> **DATA EXTRACT**

:::::

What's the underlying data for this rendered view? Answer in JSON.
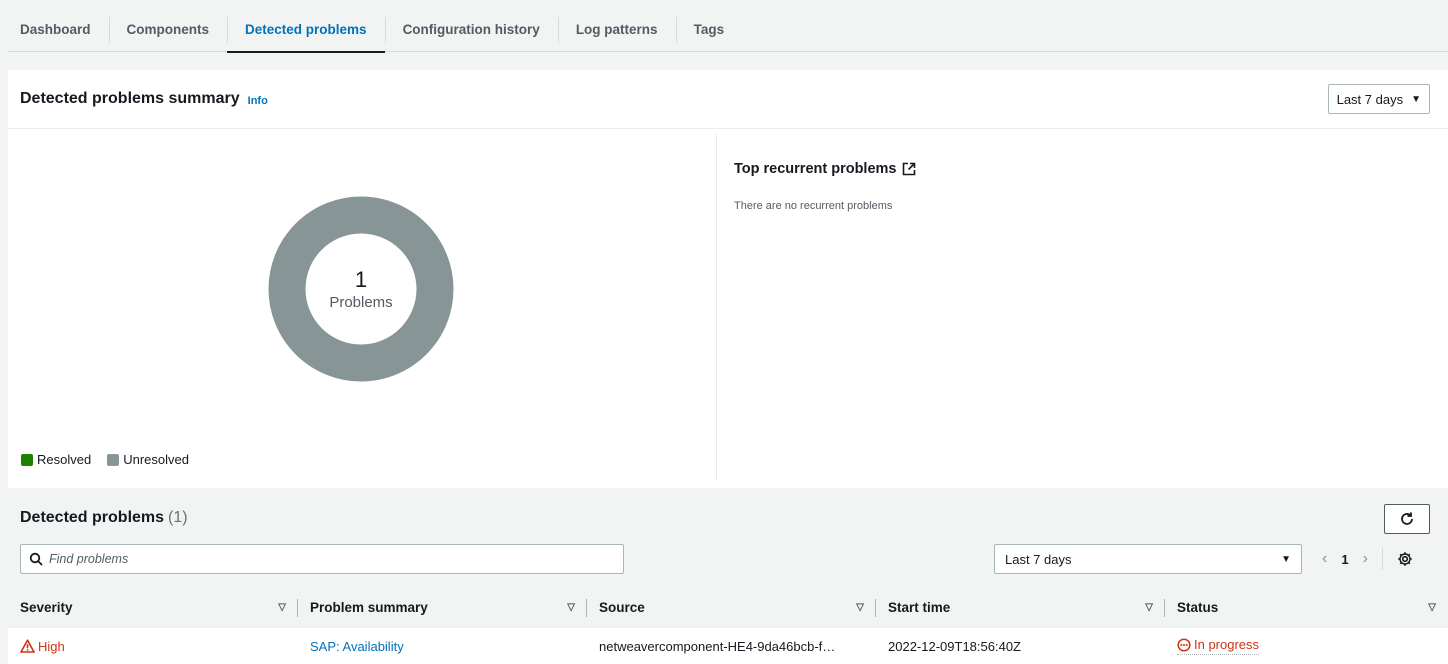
{
  "tabs": [
    "Dashboard",
    "Components",
    "Detected problems",
    "Configuration history",
    "Log patterns",
    "Tags"
  ],
  "active_tab": "Detected problems",
  "summary": {
    "title": "Detected problems summary",
    "info_label": "Info",
    "range_select": "Last 7 days",
    "donut": {
      "count": "1",
      "label": "Problems",
      "resolved": 0,
      "unresolved": 1,
      "resolved_color": "#1d8102",
      "unresolved_color": "#879596"
    },
    "legend": {
      "resolved": "Resolved",
      "unresolved": "Unresolved"
    },
    "recurrent_title": "Top recurrent problems",
    "recurrent_empty": "There are no recurrent problems"
  },
  "problems": {
    "title": "Detected problems",
    "count": "(1)",
    "search_placeholder": "Find problems",
    "range_select": "Last 7 days",
    "page": "1",
    "columns": [
      "Severity",
      "Problem summary",
      "Source",
      "Start time",
      "Status"
    ],
    "rows": [
      {
        "severity": "High",
        "summary": "SAP: Availability",
        "source": "netweavercomponent-HE4-9da46bcb-f…",
        "start_time": "2022-12-09T18:56:40Z",
        "status": "In progress"
      }
    ]
  },
  "colors": {
    "accent": "#0073bb",
    "error": "#d13212"
  }
}
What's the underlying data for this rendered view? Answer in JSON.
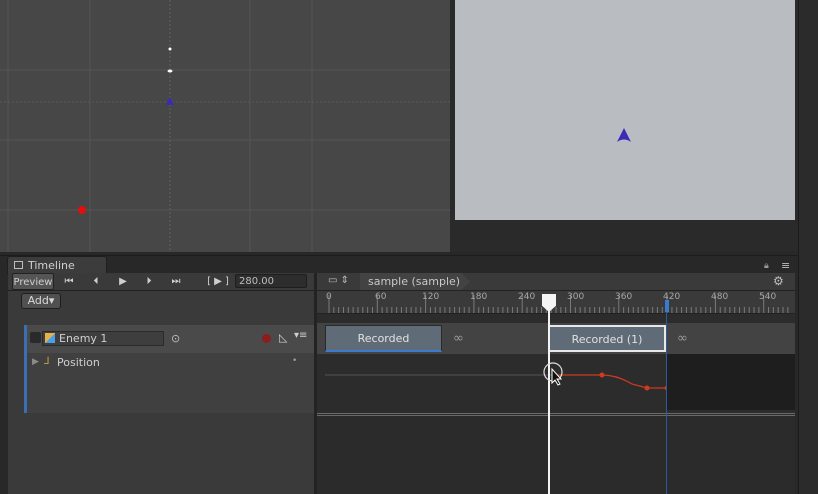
{
  "window": {
    "tab_label": "Timeline"
  },
  "toolbar": {
    "preview_label": "Preview",
    "frame_bracket": "[ ▶ ]",
    "time_value": "280.00",
    "add_label": "Add▾",
    "breadcrumb": "sample (sample)"
  },
  "ruler": {
    "ticks": [
      "0",
      "60",
      "120",
      "180",
      "240",
      "300",
      "360",
      "420",
      "480",
      "540"
    ]
  },
  "tracks": [
    {
      "binding_label": "Enemy 1",
      "sub_label": "Position",
      "clips": [
        {
          "label": "Recorded"
        },
        {
          "label": "Recorded (1)"
        }
      ]
    }
  ],
  "playhead_time": 280,
  "colors": {
    "accent": "#3a7bd0",
    "clip": "#5f6b76",
    "curve": "#d03a20",
    "enemy": "#3a2ab8",
    "marker": "#e01010"
  },
  "icons": [
    "timeline-icon",
    "skip-start-icon",
    "prev-frame-icon",
    "play-icon",
    "next-frame-icon",
    "skip-end-icon",
    "gear-icon",
    "lock-icon",
    "menu-icon",
    "infinity-icon",
    "record-icon",
    "curve-icon",
    "expand-arrow-icon",
    "target-icon"
  ]
}
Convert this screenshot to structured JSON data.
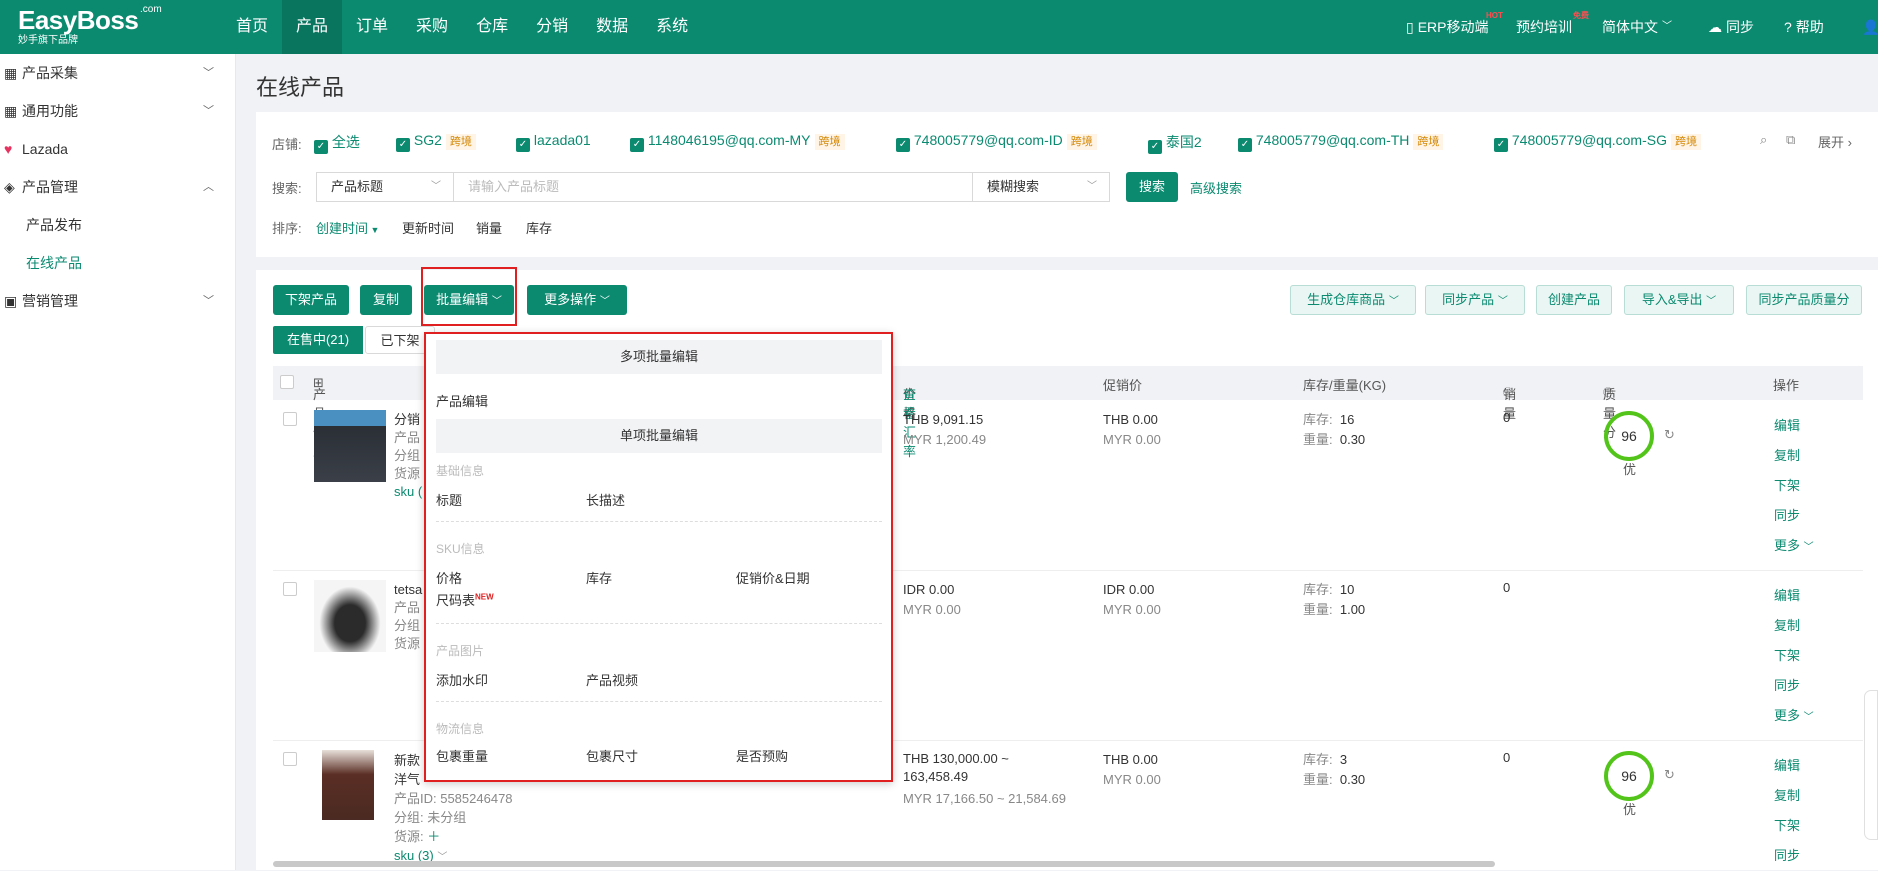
{
  "app": {
    "logo": "EasyBoss",
    "logo_com": ".com",
    "logo_sub": "妙手旗下品牌"
  },
  "nav": [
    "首页",
    "产品",
    "订单",
    "采购",
    "仓库",
    "分销",
    "数据",
    "系统"
  ],
  "topright": {
    "erp": "ERP移动端",
    "erp_badge": "HOT",
    "train": "预约培训",
    "train_badge": "免费",
    "lang": "简体中文",
    "sync": "同步",
    "help": "帮助"
  },
  "sidebar": {
    "collect": "产品采集",
    "common": "通用功能",
    "lazada": "Lazada",
    "product_mgmt": "产品管理",
    "publish": "产品发布",
    "online": "在线产品",
    "marketing": "营销管理"
  },
  "page_title": "在线产品",
  "filter": {
    "store_label": "店铺:",
    "select_all": "全选",
    "stores": [
      {
        "name": "SG2",
        "tag": "跨境"
      },
      {
        "name": "lazada01",
        "tag": ""
      },
      {
        "name": "1148046195@qq.com-MY",
        "tag": "跨境"
      },
      {
        "name": "748005779@qq.com-ID",
        "tag": "跨境"
      },
      {
        "name": "泰国2",
        "tag": ""
      },
      {
        "name": "748005779@qq.com-TH",
        "tag": "跨境"
      },
      {
        "name": "748005779@qq.com-SG",
        "tag": "跨境"
      }
    ],
    "expand": "展开",
    "search_label": "搜索:",
    "search_field": "产品标题",
    "search_placeholder": "请输入产品标题",
    "search_mode": "模糊搜索",
    "search_btn": "搜索",
    "adv_search": "高级搜索",
    "sort_label": "排序:",
    "sort_create": "创建时间",
    "sort_update": "更新时间",
    "sort_sales": "销量",
    "sort_stock": "库存"
  },
  "toolbar": {
    "delist": "下架产品",
    "copy": "复制",
    "batch_edit": "批量编辑",
    "more_ops": "更多操作",
    "gen_wh": "生成仓库商品",
    "sync_product": "同步产品",
    "create": "创建产品",
    "import_export": "导入&导出",
    "sync_quality": "同步产品质量分"
  },
  "tabs": {
    "on_sale": "在售中(21)",
    "delisted": "已下架"
  },
  "table": {
    "headers": {
      "info": "产品信息",
      "price": "价格",
      "rate": "查看汇率",
      "promo": "促销价",
      "stock": "库存/重量(KG)",
      "sales": "销量",
      "quality": "质量分",
      "ops": "操作"
    },
    "rows": [
      {
        "title": "分销",
        "l1": "产品",
        "l2": "分组",
        "l3": "货源",
        "sku": "sku (",
        "price1": "THB 9,091.15",
        "price2": "MYR 1,200.49",
        "promo1": "THB 0.00",
        "promo2": "MYR 0.00",
        "stock": "16",
        "weight": "0.30",
        "sales": "0",
        "score": "96",
        "grade": "优"
      },
      {
        "title": "tetsa",
        "l1": "产品",
        "l2": "分组",
        "l3": "货源",
        "sku": "",
        "price1": "IDR 0.00",
        "price2": "MYR 0.00",
        "promo1": "IDR 0.00",
        "promo2": "MYR 0.00",
        "stock": "10",
        "weight": "1.00",
        "sales": "0",
        "score": "",
        "grade": ""
      },
      {
        "title": "新款",
        "title2": "洋气",
        "l1": "产品ID: 5585246478",
        "l2": "分组: 未分组",
        "l3": "货源:",
        "sku": "sku (3)",
        "price1": "THB 130,000.00 ~",
        "price1b": "163,458.49",
        "price2": "MYR 17,166.50 ~ 21,584.69",
        "promo1": "THB 0.00",
        "promo2": "MYR 0.00",
        "stock": "3",
        "weight": "0.30",
        "sales": "0",
        "score": "96",
        "grade": "优"
      }
    ],
    "stock_label": "库存:",
    "weight_label": "重量:",
    "ops": {
      "edit": "编辑",
      "copy": "复制",
      "delist": "下架",
      "sync": "同步",
      "more": "更多"
    }
  },
  "dropdown": {
    "multi": "多项批量编辑",
    "product_edit": "产品编辑",
    "single": "单项批量编辑",
    "basic": "基础信息",
    "title": "标题",
    "long_desc": "长描述",
    "sku_info": "SKU信息",
    "price": "价格",
    "stock": "库存",
    "promo_date": "促销价&日期",
    "size_chart": "尺码表",
    "new": "NEW",
    "images": "产品图片",
    "watermark": "添加水印",
    "video": "产品视频",
    "logistics": "物流信息",
    "pkg_weight": "包裹重量",
    "pkg_size": "包裹尺寸",
    "preorder": "是否预购"
  },
  "colors": {
    "brand": "#0b8a70",
    "highlight": "#e02020"
  }
}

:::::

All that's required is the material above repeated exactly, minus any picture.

What's the underlying data for this rendered view? Answer in JSON.
{
  "tabs": [
    "Dashboard",
    "Components",
    "Detected problems",
    "Configuration history",
    "Log patterns",
    "Tags"
  ],
  "active_tab": "Detected problems",
  "summary": {
    "title": "Detected problems summary",
    "info_label": "Info",
    "range_select": "Last 7 days",
    "donut": {
      "count": "1",
      "label": "Problems",
      "resolved": 0,
      "unresolved": 1,
      "resolved_color": "#1d8102",
      "unresolved_color": "#879596"
    },
    "legend": {
      "resolved": "Resolved",
      "unresolved": "Unresolved"
    },
    "recurrent_title": "Top recurrent problems",
    "recurrent_empty": "There are no recurrent problems"
  },
  "problems": {
    "title": "Detected problems",
    "count": "(1)",
    "search_placeholder": "Find problems",
    "range_select": "Last 7 days",
    "page": "1",
    "columns": [
      "Severity",
      "Problem summary",
      "Source",
      "Start time",
      "Status"
    ],
    "rows": [
      {
        "severity": "High",
        "summary": "SAP: Availability",
        "source": "netweavercomponent-HE4-9da46bcb-f…",
        "start_time": "2022-12-09T18:56:40Z",
        "status": "In progress"
      }
    ]
  },
  "colors": {
    "accent": "#0073bb",
    "error": "#d13212"
  }
}
What's the underlying data for this rendered view? Answer in JSON.
{
  "window": {
    "tab_label": "Timeline"
  },
  "toolbar": {
    "preview_label": "Preview",
    "frame_bracket": "[ ▶ ]",
    "time_value": "280.00",
    "add_label": "Add▾",
    "breadcrumb": "sample (sample)"
  },
  "ruler": {
    "ticks": [
      "0",
      "60",
      "120",
      "180",
      "240",
      "300",
      "360",
      "420",
      "480",
      "540"
    ]
  },
  "tracks": [
    {
      "binding_label": "Enemy 1",
      "sub_label": "Position",
      "clips": [
        {
          "label": "Recorded"
        },
        {
          "label": "Recorded (1)"
        }
      ]
    }
  ],
  "playhead_time": 280,
  "colors": {
    "accent": "#3a7bd0",
    "clip": "#5f6b76",
    "curve": "#d03a20",
    "enemy": "#3a2ab8",
    "marker": "#e01010"
  },
  "icons": [
    "timeline-icon",
    "skip-start-icon",
    "prev-frame-icon",
    "play-icon",
    "next-frame-icon",
    "skip-end-icon",
    "gear-icon",
    "lock-icon",
    "menu-icon",
    "infinity-icon",
    "record-icon",
    "curve-icon",
    "expand-arrow-icon",
    "target-icon"
  ]
}
Convert this screenshot to structured JSON data.
{
  "app": {
    "logo": "EasyBoss",
    "logo_com": ".com",
    "logo_sub": "妙手旗下品牌"
  },
  "nav": [
    "首页",
    "产品",
    "订单",
    "采购",
    "仓库",
    "分销",
    "数据",
    "系统"
  ],
  "topright": {
    "erp": "ERP移动端",
    "erp_badge": "HOT",
    "train": "预约培训",
    "train_badge": "免费",
    "lang": "简体中文",
    "sync": "同步",
    "help": "帮助"
  },
  "sidebar": {
    "collect": "产品采集",
    "common": "通用功能",
    "lazada": "Lazada",
    "product_mgmt": "产品管理",
    "publish": "产品发布",
    "online": "在线产品",
    "marketing": "营销管理"
  },
  "page_title": "在线产品",
  "filter": {
    "store_label": "店铺:",
    "select_all": "全选",
    "stores": [
      {
        "name": "SG2",
        "tag": "跨境"
      },
      {
        "name": "lazada01",
        "tag": ""
      },
      {
        "name": "1148046195@qq.com-MY",
        "tag": "跨境"
      },
      {
        "name": "748005779@qq.com-ID",
        "tag": "跨境"
      },
      {
        "name": "泰国2",
        "tag": ""
      },
      {
        "name": "748005779@qq.com-TH",
        "tag": "跨境"
      },
      {
        "name": "748005779@qq.com-SG",
        "tag": "跨境"
      }
    ],
    "expand": "展开",
    "search_label": "搜索:",
    "search_field": "产品标题",
    "search_placeholder": "请输入产品标题",
    "search_mode": "模糊搜索",
    "search_btn": "搜索",
    "adv_search": "高级搜索",
    "sort_label": "排序:",
    "sort_create": "创建时间",
    "sort_update": "更新时间",
    "sort_sales": "销量",
    "sort_stock": "库存"
  },
  "toolbar": {
    "delist": "下架产品",
    "copy": "复制",
    "batch_edit": "批量编辑",
    "more_ops": "更多操作",
    "gen_wh": "生成仓库商品",
    "sync_product": "同步产品",
    "create": "创建产品",
    "import_export": "导入&导出",
    "sync_quality": "同步产品质量分"
  },
  "tabs": {
    "on_sale": "在售中(21)",
    "delisted": "已下架"
  },
  "table": {
    "headers": {
      "info": "产品信息",
      "price": "价格",
      "rate": "查看汇率",
      "promo": "促销价",
      "stock": "库存/重量(KG)",
      "sales": "销量",
      "quality": "质量分",
      "ops": "操作"
    },
    "rows": [
      {
        "title": "分销",
        "l1": "产品",
        "l2": "分组",
        "l3": "货源",
        "sku": "sku (",
        "price1": "THB 9,091.15",
        "price2": "MYR 1,200.49",
        "promo1": "THB 0.00",
        "promo2": "MYR 0.00",
        "stock": "16",
        "weight": "0.30",
        "sales": "0",
        "score": "96",
        "grade": "优"
      },
      {
        "title": "tetsa",
        "l1": "产品",
        "l2": "分组",
        "l3": "货源",
        "sku": "",
        "price1": "IDR 0.00",
        "price2": "MYR 0.00",
        "promo1": "IDR 0.00",
        "promo2": "MYR 0.00",
        "stock": "10",
        "weight": "1.00",
        "sales": "0",
        "score": "",
        "grade": ""
      },
      {
        "title": "新款",
        "title2": "洋气",
        "l1": "产品ID: 5585246478",
        "l2": "分组: 未分组",
        "l3": "货源:",
        "sku": "sku (3)",
        "price1": "THB 130,000.00 ~",
        "price1b": "163,458.49",
        "price2": "MYR 17,166.50 ~ 21,584.69",
        "promo1": "THB 0.00",
        "promo2": "MYR 0.00",
        "stock": "3",
        "weight": "0.30",
        "sales": "0",
        "score": "96",
        "grade": "优"
      }
    ],
    "stock_label": "库存:",
    "weight_label": "重量:",
    "ops": {
      "edit": "编辑",
      "copy": "复制",
      "delist": "下架",
      "sync": "同步",
      "more": "更多"
    }
  },
  "dropdown": {
    "multi": "多项批量编辑",
    "product_edit": "产品编辑",
    "single": "单项批量编辑",
    "basic": "基础信息",
    "title": "标题",
    "long_desc": "长描述",
    "sku_info": "SKU信息",
    "price": "价格",
    "stock": "库存",
    "promo_date": "促销价&日期",
    "size_chart": "尺码表",
    "new": "NEW",
    "images": "产品图片",
    "watermark": "添加水印",
    "video": "产品视频",
    "logistics": "物流信息",
    "pkg_weight": "包裹重量",
    "pkg_size": "包裹尺寸",
    "preorder": "是否预购"
  },
  "colors": {
    "brand": "#0b8a70",
    "highlight": "#e02020"
  }
}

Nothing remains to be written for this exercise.